* WORK INSTRUCTION: When the string "title" occurs in a line of the records, show that line.

* DATA RECORDS:
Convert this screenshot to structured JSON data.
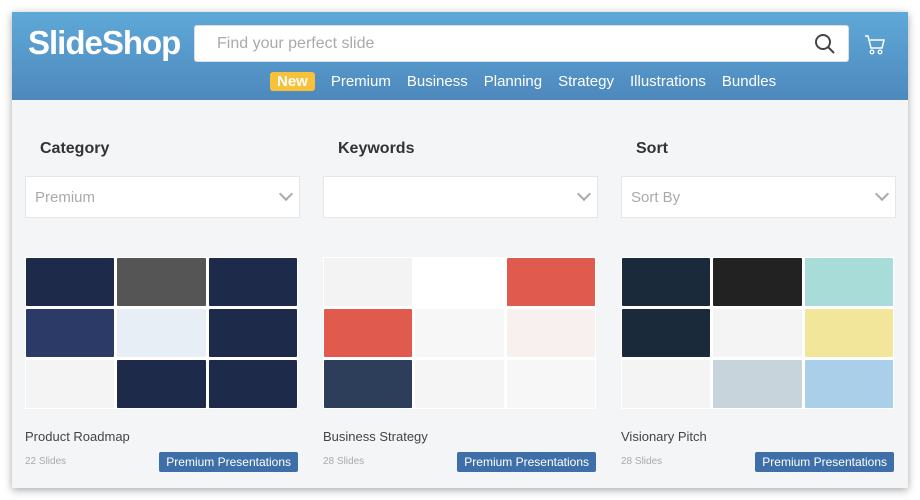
{
  "header": {
    "logo": "SlideShop",
    "search_placeholder": "Find your perfect slide",
    "nav": [
      "New",
      "Premium",
      "Business",
      "Planning",
      "Strategy",
      "Illustrations",
      "Bundles"
    ]
  },
  "filters": {
    "category_label": "Category",
    "category_value": "Premium",
    "keywords_label": "Keywords",
    "keywords_value": "",
    "sort_label": "Sort",
    "sort_value": "Sort By"
  },
  "cards": [
    {
      "title": "Product Roadmap",
      "slides": "22 Slides",
      "badge": "Premium Presentations",
      "tiles": [
        "#1d2a4a",
        "#555",
        "#1d2a4a",
        "#2b3a66",
        "#e8eef5",
        "#1d2a4a",
        "#f4f4f4",
        "#1d2a4a",
        "#1d2a4a"
      ]
    },
    {
      "title": "Business Strategy",
      "slides": "28 Slides",
      "badge": "Premium Presentations",
      "tiles": [
        "#f3f3f3",
        "#fff",
        "#e05a4e",
        "#e05a4e",
        "#f7f7f7",
        "#f8f0ee",
        "#2c3e5a",
        "#f5f5f5",
        "#f7f7f7"
      ]
    },
    {
      "title": "Visionary Pitch",
      "slides": "28 Slides",
      "badge": "Premium Presentations",
      "tiles": [
        "#1b2a3a",
        "#222",
        "#a8dcd8",
        "#1b2a3a",
        "#f4f4f4",
        "#f1e69a",
        "#f4f4f4",
        "#c8d4dc",
        "#a9d0e8"
      ]
    }
  ],
  "colors": {
    "header_top": "#5ea9d8",
    "header_bottom": "#4e88bd",
    "new_badge": "#f7c23a",
    "badge": "#3e6fa8"
  }
}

* RESULT FOR THIS TASK:
      "title": "Product Roadmap",
      "title": "Business Strategy",
      "title": "Visionary Pitch",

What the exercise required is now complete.